She also has a great deal of respect for McCoy, and is slightly protective of him. It is revealed in "Misbegotten" that she and Cutter have an agreement in which he is not allowed to criticize McCoy in front of her, something that he is apparently unhappy with.
She has revealed her dedication to her job in more than one occasion. In the episode "Boy Gone Astray", a death threat is made against her while she is investigating a drug cartel. While she is afraid for her life, she is adamant about remaining on the case. In the end, the lead witness in the case backs out, ending the trial and the threat to her life. In "For the Defense", she is a witness in a brutal shooting against a woman who is supposed to testify in court. Although Cutter gives her the opportunity to stop working on the case, she stays on, determined to do her job no matter what.
In the aforementioned episode ("For The Defense"), she names herself as a co-conspirator in a murder charge, in order to insure that they can charge the defendant with conspiracy to commit murder. No charges are pressed against her, but even Cutter is shocked by her actions, while also proud of her.
When she was in high school, she and her friends started a rumour which almost got the vice principal fired.
Alana de la Garza, who portrays Connie Rubirosa, was pregnant in 2010. Although it was initially suggested that Rubirosa would become pregnant in the series as well, the subsequent cancellation of L&O after 20 seasons rendered the matter moot.
Ken Tucker writes that "De La Garza is, per the show's distaff tradition, obliged to have Rubirosa scissor her legs around the DA's office. But unlike past office trinkets like Angie Harmon (1998–2001) or Elisabeth Röhm (2001–2005), De La Garza also draws your attention to her sarcastically raised eyebrow when she looks at the clashing McCoy and Cutter as if to say, 'Boys, boys — is that a legal brief in your briefs, or are you just glad to see each other?’"

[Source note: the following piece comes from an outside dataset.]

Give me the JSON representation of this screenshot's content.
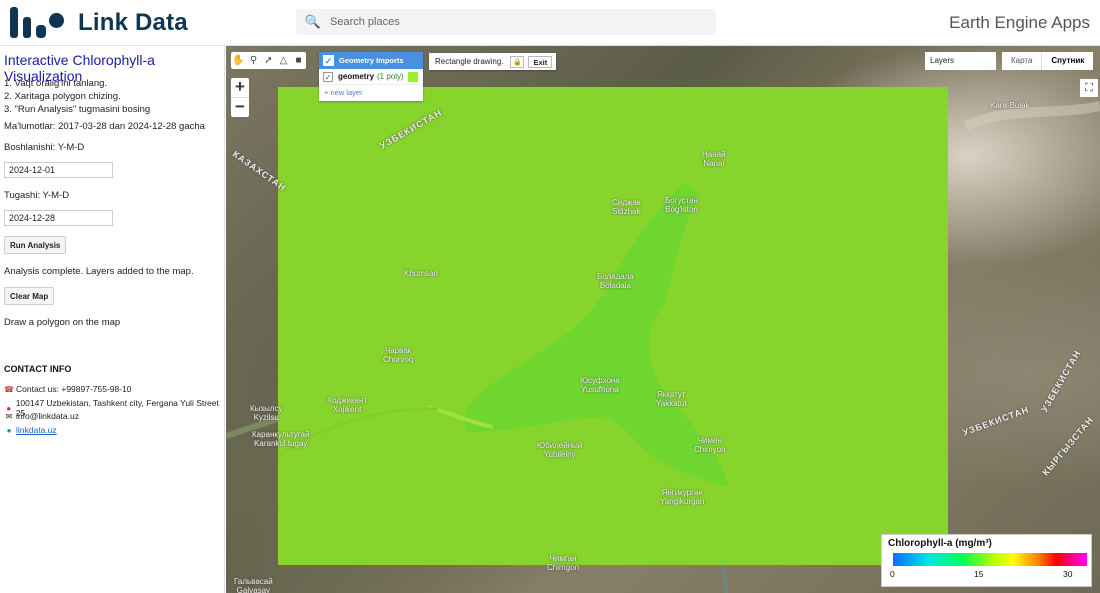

John Freeman Gill of the New York Times writes that "'Law & Order' has been around so long that the datebook in the office of the prosecutor played by Sam Waterston is embossed with the year 1995. But one new ingredient in the show this season, the casting of Alana De La Garza as its first Hispanic assistant district attorney, helped give the "Melting Pot" story both nuance and passion."
Matt Roush of TV Guide writes, "Tonight, in another strong episode, it's De La Garza's turn to shine, and she makes the most of it, proving herself a worthy successor to Jill Hennessy and Angie Harmon, my previous favorites in this often-thankless role. She is tough and aggressive, but always sympathetic, as she is forced to go up against her colleague Cutter in court as a temporary (and very reluctant) defense attorney, called into action because the Legal Aid lawyers are all on strike."
- Law & Order, Season 20, Episode 9, "For the Defense".
- Law & Order, Season 20, Episode 4.
- Law & Order episode "Captive", originally aired May 4, 2007.
- Law & Order episode "Avatar", originally aired September 29, 2006.
- Law & Order episode "Avatar", originally aired September 29, 2006.
- People - Celebrity Baby Blog by Sarah Michaud
- Ken Tucker," "TV: Sam Waterston's bark keeps giving Law & Order its bite," Entertainment Weekly 1026 (December 19, 2008): 50.
- John Freeman Gill,"Murder, They Wrote", New York Times(February 11, 2007)
- Matt Roush,"Law & Order, When Courtroom Tables Turn," TV Guide(May 07, 2008)